Shubhra Gupta is film critic and senior columnist with the Indian Express. She watches world cinema for delectation, Hollywood for fun, and Bollywood for work. She has a huge capacity to sit through terrible Bollywood movies, but no patience at all with bad Hollywood. And world cinema has to be really cutting edge to grab her attention, and keep it. When she began reviewing, over 20 years ago, people would commiserate and say, “oh, you poor thing, you have to watch Hindi cinema”. But soon, Bollywood became cool, cool, cool. So now she hears this more often “oh my god, you watch Bollyood films, can you introduce me to Shah Rukh Khan”? No, she can’t, sorry, though she can vouch for the fact that he is really sharp and good fun in conversation. But what she can do, and has done week after week, month after month, year after year, without a break, is to lead you into the magical world of movies, and share her experiences of watching all those hundreds of films over the years. In her reviews and columns, she lets you into what she likes, and doesn’t, and invites you to be bewitched. And to know how to choose between the good ones and the turkeys, and how you can take away something from even the really ghastly ones. Because life is a movie, isn’t it? Bahut picture baaki hain, mere dost.

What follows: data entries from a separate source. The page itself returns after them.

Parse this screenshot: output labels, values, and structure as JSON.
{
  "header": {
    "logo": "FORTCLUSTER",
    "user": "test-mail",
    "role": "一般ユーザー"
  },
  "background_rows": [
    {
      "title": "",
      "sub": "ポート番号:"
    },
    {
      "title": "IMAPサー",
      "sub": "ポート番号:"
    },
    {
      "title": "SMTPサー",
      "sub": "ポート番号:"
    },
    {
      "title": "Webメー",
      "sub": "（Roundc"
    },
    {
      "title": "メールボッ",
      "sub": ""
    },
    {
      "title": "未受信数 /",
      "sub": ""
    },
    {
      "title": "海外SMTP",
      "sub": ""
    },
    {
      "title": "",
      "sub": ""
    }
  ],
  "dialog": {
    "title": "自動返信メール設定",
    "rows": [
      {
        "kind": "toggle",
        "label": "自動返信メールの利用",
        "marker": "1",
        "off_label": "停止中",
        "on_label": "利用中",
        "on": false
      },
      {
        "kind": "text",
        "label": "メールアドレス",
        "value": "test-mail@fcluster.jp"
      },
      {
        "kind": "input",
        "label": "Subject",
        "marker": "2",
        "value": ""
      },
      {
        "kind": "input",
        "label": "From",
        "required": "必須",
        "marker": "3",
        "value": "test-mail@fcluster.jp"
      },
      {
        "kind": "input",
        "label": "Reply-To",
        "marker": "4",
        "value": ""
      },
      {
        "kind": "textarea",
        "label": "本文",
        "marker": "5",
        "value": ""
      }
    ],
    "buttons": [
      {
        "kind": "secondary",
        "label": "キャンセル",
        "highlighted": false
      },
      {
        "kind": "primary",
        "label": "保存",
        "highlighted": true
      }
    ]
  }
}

Vada Chennai movie review: The nearly 2.45 hours long film unspools an ambitious, roiling story about a place, North Chennai, and its people, over a period of time. It feels appropriate to call it a saga.
Namaste England is just a plain bad film, in which the ‘desis’ who live in the UK are poor misguided souls, and the real ‘desis', especially those from good ‘ol Punjab, will rescue the world.
Badhaai Ho movie review: Badhaai Ho doesn’t quite know what it wants us to do more, laugh or cry. And parts of the film sink into sitcom flatness, especially when Sikri overdoes her grumpy 'saas' act, though some of her lines are laugh-out-loud.
Fryday movie review: No one seems to have the first idea of what to do, apart from going around in circles, and spouting dialogue which is meant to be funny but instead fries your brain.
Helicopter Eela movie review: Helicopter Eela is so saddled with banal story-telling, stretched sub-plots and exaggerated performances, including and especially from the lead actress, that it never really takes off.
Tumbbad movie review: Debutant director Rahi Anil Barve has a distinct voice. Tumbbad is a gorgeous looking, intriguing morality tale which both entrances and repulses: it’s not something I will forget.
Loveyatri movie review: While you are waiting for the time to pass, and it does with torturous slowness, you ask the obvious question: if the leading man wasn’t Salman Khan’s brother-in-law, would an entire film be made just to launch him?
Tabu is marvelous, Sriram Raghavan finally having created a fitting role for this uber-talented actress, whom we really should be seeing much more of. Ayushmann Khurrana is wonderful, too, sinking into his part.
The only trouble with the Anushka Sharma and Varun Dhawan's Sui Dhaaga is its total predictability: you know what’s coming miles before the characters do.
Village Rockstars movie review: As a coming-of-age-story alone, Village Rockstars is a beauty. As a one-woman-enterprise, the film is a marvel. Das has single-handedly created this film: written, filmed, directed, produced and edited it.
The girls in Pataakha take some getting used to: you have to suspend disbelief to take these dusty, filthy-mouthed sisters seriously. But once they start settling into their roles, you cross a hump
As Guru Dutt’s niece, Lajmi was perfectly poised for a smooth entry into Hindi cinema, and to coast along on pedigree alone. But she made a mark for herself right from her debut feature.
Filmmaker Kalpana Lajmi passed away on Sunday morning at Kokilaben Hospital in Mumbai. She was 64.
Batti Gul Meter Chalu is a hark-back to a forgotten tradition, which, at its best, gave us story and substance. Batti Gul gives us both, for most part.
Manto movie review: Nandita Das' debut feature Firaaq, set in the aftermath of the Gujarat killings of 2002, is an unflinching look at how religious extremism can damage us from within.
Many filmmakers before Alfonso Cuaron have tried to capture real life while keeping the life-like essence intact. Given the number of failures and also-rans, we know just how hard it can be. Roma does it so beautifully, without calling attention to its craft, that it is mesmeric.
Love Sonia movie review: The real find is Mrunal Thakur who plays Sonia, the younger of two sisters, both victims of the vicious men and women who trade in flesh.
You want to shake these lovers and ask them to make up their mind, quick. You enjoy the initial exhilaration born out of breathless passion as the winsome boy and girl engage in the age-old dance of desire. And then they become exhausting. As does the film.
TIFF features the best of queer-themed cinema
The latest to gravitate towards a Western is French director Jacques Audiard
"There is probably no heaven and afterlife either. I think belief in an afterlife is just wishful thinking. There is no reliable evidence for it, and it flies in the face of everything we know in science," Stephen Hawking wrote.